So, I watched the season premiere episode of "Saturday Night Live" last week....
I liked it, it was funny.
I mean, I guess I could go into specifics, but...- look, talking about "SNL" is always a little bit of a hot-button issue that's gonna cause a lot of responses from people, and about half of them are gonna be some variant of how the show isn't as good or as funny as it used to be, or that the "Weekend Update" segments are the only really good parts or- I don't know, there's always somebody saying something negative just to be a dick, and there's also gonna be some from the other side too. Give these people a chance, just because they're not Belushi and Radner doesn't mean they're not funny or just as great.
Look, I'm not gonna put up with line of argument too long; I will say that, there have been bad eras in "SNL"'s history; I won't blindly say it's always been funny. That said, I think most of those seasons can usually be chalked up to rebuilding years where the cast is still learning to gel and find their voice. If there's a truly bad era, I would argue, the mid-80s seasons, after Eddie Murphy and Joe Piscopo left were cringy and very few sketches are remembered fondly from that time and that's the era where the cast members were particularly weak and lacked anybody who had significant careers of note after the series ended. (Or were somewhat known before joining the show and weren't really natural fits for sketch comedy) Other then that, I think most supposed bad seasons or eras of "SNL" can either have some sort of legit excuse, and can be dismissed 'cause they inevitably led to great "SNL" eras or people are just relentlessly comparing them to whatever their particular favorite nostalgia era of "SNL" was and any or most modern comedy will just never equal the past.

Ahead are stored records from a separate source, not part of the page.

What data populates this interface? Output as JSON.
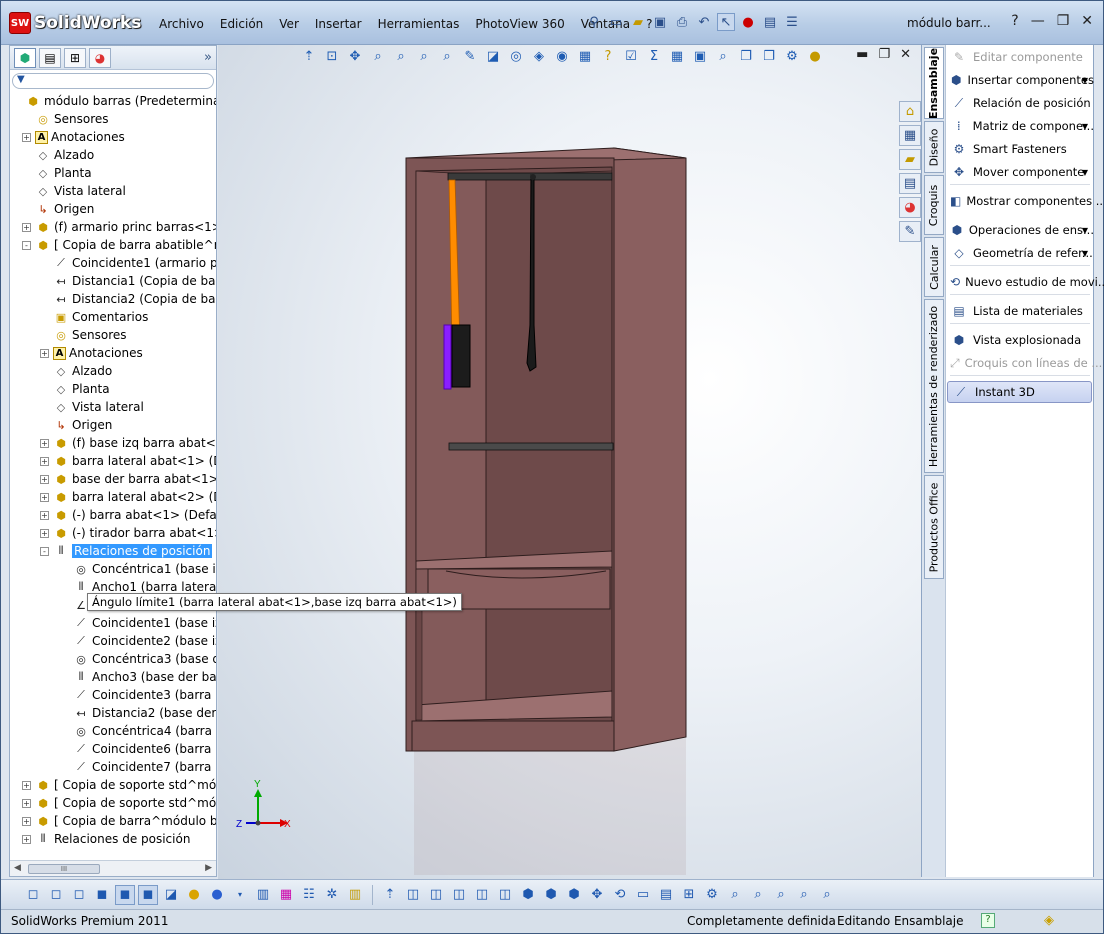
{
  "app": {
    "logo_badge": "SW",
    "logo_text": "SolidWorks"
  },
  "menu": [
    "Archivo",
    "Edición",
    "Ver",
    "Insertar",
    "Herramientas",
    "PhotoView 360",
    "Ventana",
    "?"
  ],
  "document_title": "módulo barr...",
  "title_help": "?",
  "left_panel": {
    "tabs": [
      "feature-manager",
      "property-manager",
      "configuration-manager",
      "display-manager"
    ],
    "filter_icon": "filter-icon",
    "tree": [
      {
        "label": "módulo barras  (Predeterminado<Pre",
        "icon": "assembly",
        "level": 0,
        "exp": ""
      },
      {
        "label": "Sensores",
        "icon": "sensor",
        "level": 1,
        "exp": ""
      },
      {
        "label": "Anotaciones",
        "icon": "annotation",
        "level": 1,
        "exp": "+"
      },
      {
        "label": "Alzado",
        "icon": "plane",
        "level": 1,
        "exp": ""
      },
      {
        "label": "Planta",
        "icon": "plane",
        "level": 1,
        "exp": ""
      },
      {
        "label": "Vista lateral",
        "icon": "plane",
        "level": 1,
        "exp": ""
      },
      {
        "label": "Origen",
        "icon": "origin",
        "level": 1,
        "exp": ""
      },
      {
        "label": "(f) armario princ barras<1> (Defa",
        "icon": "part",
        "level": 1,
        "exp": "+"
      },
      {
        "label": "[ Copia de barra abatible^módulo",
        "icon": "assembly",
        "level": 1,
        "exp": "-"
      },
      {
        "label": "Coincidente1 (armario p",
        "icon": "mate-coincident",
        "level": 2,
        "exp": ""
      },
      {
        "label": "Distancia1 (Copia de bar",
        "icon": "mate-distance",
        "level": 2,
        "exp": ""
      },
      {
        "label": "Distancia2 (Copia de bar",
        "icon": "mate-distance",
        "level": 2,
        "exp": ""
      },
      {
        "label": "Comentarios",
        "icon": "folder",
        "level": 2,
        "exp": ""
      },
      {
        "label": "Sensores",
        "icon": "sensor",
        "level": 2,
        "exp": ""
      },
      {
        "label": "Anotaciones",
        "icon": "annotation",
        "level": 2,
        "exp": "+"
      },
      {
        "label": "Alzado",
        "icon": "plane",
        "level": 2,
        "exp": ""
      },
      {
        "label": "Planta",
        "icon": "plane",
        "level": 2,
        "exp": ""
      },
      {
        "label": "Vista lateral",
        "icon": "plane",
        "level": 2,
        "exp": ""
      },
      {
        "label": "Origen",
        "icon": "origin",
        "level": 2,
        "exp": ""
      },
      {
        "label": "(f) base izq barra abat<1> (D",
        "icon": "part",
        "level": 2,
        "exp": "+"
      },
      {
        "label": "barra lateral abat<1> (Default",
        "icon": "part",
        "level": 2,
        "exp": "+"
      },
      {
        "label": "base der barra abat<1> (Def",
        "icon": "part",
        "level": 2,
        "exp": "+"
      },
      {
        "label": "barra lateral abat<2> (Default",
        "icon": "part",
        "level": 2,
        "exp": "+"
      },
      {
        "label": "(-) barra abat<1> (Default<<",
        "icon": "part",
        "level": 2,
        "exp": "+"
      },
      {
        "label": "(-) tirador barra abat<1> (D",
        "icon": "part",
        "level": 2,
        "exp": "+"
      },
      {
        "label": "Relaciones de posición",
        "icon": "mates-folder",
        "level": 2,
        "exp": "-",
        "selected": true
      },
      {
        "label": "Concéntrica1 (base izq b",
        "icon": "mate-concentric",
        "level": 3,
        "exp": ""
      },
      {
        "label": "Ancho1 (barra lateral ab",
        "icon": "mate-width",
        "level": 3,
        "exp": ""
      },
      {
        "label": "",
        "icon": "mate-angle",
        "level": 3,
        "exp": ""
      },
      {
        "label": "Coincidente1 (base izq b",
        "icon": "mate-coincident",
        "level": 3,
        "exp": ""
      },
      {
        "label": "Coincidente2 (base izq b",
        "icon": "mate-coincident",
        "level": 3,
        "exp": ""
      },
      {
        "label": "Concéntrica3 (base der",
        "icon": "mate-concentric",
        "level": 3,
        "exp": ""
      },
      {
        "label": "Ancho3 (base der barra",
        "icon": "mate-width",
        "level": 3,
        "exp": ""
      },
      {
        "label": "Coincidente3 (barra late",
        "icon": "mate-coincident",
        "level": 3,
        "exp": ""
      },
      {
        "label": "Distancia2 (base der bar",
        "icon": "mate-distance",
        "level": 3,
        "exp": ""
      },
      {
        "label": "Concéntrica4 (barra late",
        "icon": "mate-concentric",
        "level": 3,
        "exp": ""
      },
      {
        "label": "Coincidente6 (barra late",
        "icon": "mate-coincident",
        "level": 3,
        "exp": ""
      },
      {
        "label": "Coincidente7 (barra aba",
        "icon": "mate-coincident",
        "level": 3,
        "exp": ""
      },
      {
        "label": "[ Copia de soporte std^módulo",
        "icon": "assembly",
        "level": 1,
        "exp": "+"
      },
      {
        "label": "[ Copia de soporte std^módulo",
        "icon": "assembly",
        "level": 1,
        "exp": "+"
      },
      {
        "label": "[ Copia de barra^módulo barra",
        "icon": "assembly",
        "level": 1,
        "exp": "+"
      },
      {
        "label": "Relaciones de posición",
        "icon": "mates-folder",
        "level": 1,
        "exp": "+"
      }
    ],
    "scroll_thumb": "III"
  },
  "tooltip": "Ángulo límite1 (barra lateral abat<1>,base izq barra abat<1>)",
  "viewport": {
    "triad": {
      "x": "X",
      "y": "Y",
      "z": "Z"
    }
  },
  "task_tabs": [
    "Ensamblaje",
    "Diseño",
    "Croquis",
    "Calcular",
    "Herramientas de renderizado",
    "Productos Office"
  ],
  "commands": [
    {
      "label": "Editar componente",
      "icon": "edit-component-icon",
      "disabled": true,
      "dd": false
    },
    {
      "label": "Insertar componentes",
      "icon": "insert-components-icon",
      "disabled": false,
      "dd": true
    },
    {
      "label": "Relación de posición",
      "icon": "mate-icon",
      "disabled": false,
      "dd": false
    },
    {
      "label": "Matriz de compone...",
      "icon": "pattern-icon",
      "disabled": false,
      "dd": true
    },
    {
      "label": "Smart Fasteners",
      "icon": "fastener-icon",
      "disabled": false,
      "dd": false
    },
    {
      "label": "Mover componente",
      "icon": "move-component-icon",
      "disabled": false,
      "dd": true
    },
    {
      "label": "Mostrar componentes ...",
      "icon": "show-components-icon",
      "disabled": false,
      "dd": false
    },
    {
      "label": "Operaciones de ens...",
      "icon": "assembly-features-icon",
      "disabled": false,
      "dd": true
    },
    {
      "label": "Geometría de refer...",
      "icon": "reference-geometry-icon",
      "disabled": false,
      "dd": true
    },
    {
      "label": "Nuevo estudio de movi...",
      "icon": "motion-study-icon",
      "disabled": false,
      "dd": false
    },
    {
      "label": "Lista de materiales",
      "icon": "bom-icon",
      "disabled": false,
      "dd": false
    },
    {
      "label": "Vista explosionada",
      "icon": "exploded-view-icon",
      "disabled": false,
      "dd": false
    },
    {
      "label": "Croquis con líneas de ...",
      "icon": "explode-line-icon",
      "disabled": true,
      "dd": false
    },
    {
      "label": "Instant 3D",
      "icon": "instant3d-icon",
      "disabled": false,
      "dd": false,
      "highlight": true
    }
  ],
  "status": {
    "product": "SolidWorks Premium 2011",
    "definition": "Completamente definida",
    "mode": "Editando Ensamblaje",
    "help": "?"
  },
  "colors": {
    "cabinet": "#8a5f5f",
    "cabinet_dark": "#5e3e3e",
    "cabinet_light": "#9c7070",
    "bar_highlight": "#ff8c00",
    "handle_highlight": "#8a1fff",
    "selection": "#3399ff"
  }
}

In my case, my first great "SNL" era was the late '80-early '90s era, where you had Phil Hartman, Mike Myers, Dana Carvey, young Chris Rock, younger Sarah Silverman for like a month, Chris Farley, David Spade, Dennis Miller, Norm MacDonald, Kevin Nealon, Jon Lovitz, etc. etc. And somehow Adam Sandler became the biggest superstar out of that bunch. And even I'd argue, that's maybe 4th or 5th best era? The late '90s, Tina Fey-era is even stronger to me once that core group of suddenly got comfortable. "SNL" isn't like, a regular series; it's never gonna jump the shark, it's gonna evolve and change with the times and new blood is constantly coming in to challenge and change what we thought of as funny. Whether you think it's the funniest Variety-Sketch out there right now or not, and yeah, some years, I'd argue it hasn't been, even during some of the series' best years, "SNL" remains a pretty good barometer of what comedy was at the time and see how it's change. It's probably the greatest and biggest American television institution. The Not-Ready-for-Primetime Players, the premiere spot for the next biggest stars in comedy to make their first big, major impressions on a national stage. It's a symbol that not only have these guys, and gals have made it, but these guys aren't going to become stars in the future, they're going to become important influential figures in the world of American comedy.
For those who might not know what this clip above is, this was an episode of "All That", which Nickelodeon, last year, actually rebooted and brought back, but it was Nickelodeon's teenage version of "SNL" back in the early '90s, and yeah, that's Chris Farley, one of his last performances in fact, working with him in a sketch. The reason I'm bringing it up is a couple years ago, Kenan Thompson actually surpassed Carol Burnett's record for most years being a regular cast member of a sketch comedy series. Most of it was from "SNL" where, unless you count Don Pardo or Lorne Michaels, I guess, as cast members, Kenan Thompson is also the longest-running cast member in the show's history, this being his 17th season as a cast member. That, along with his work on "All That" is kinda startling.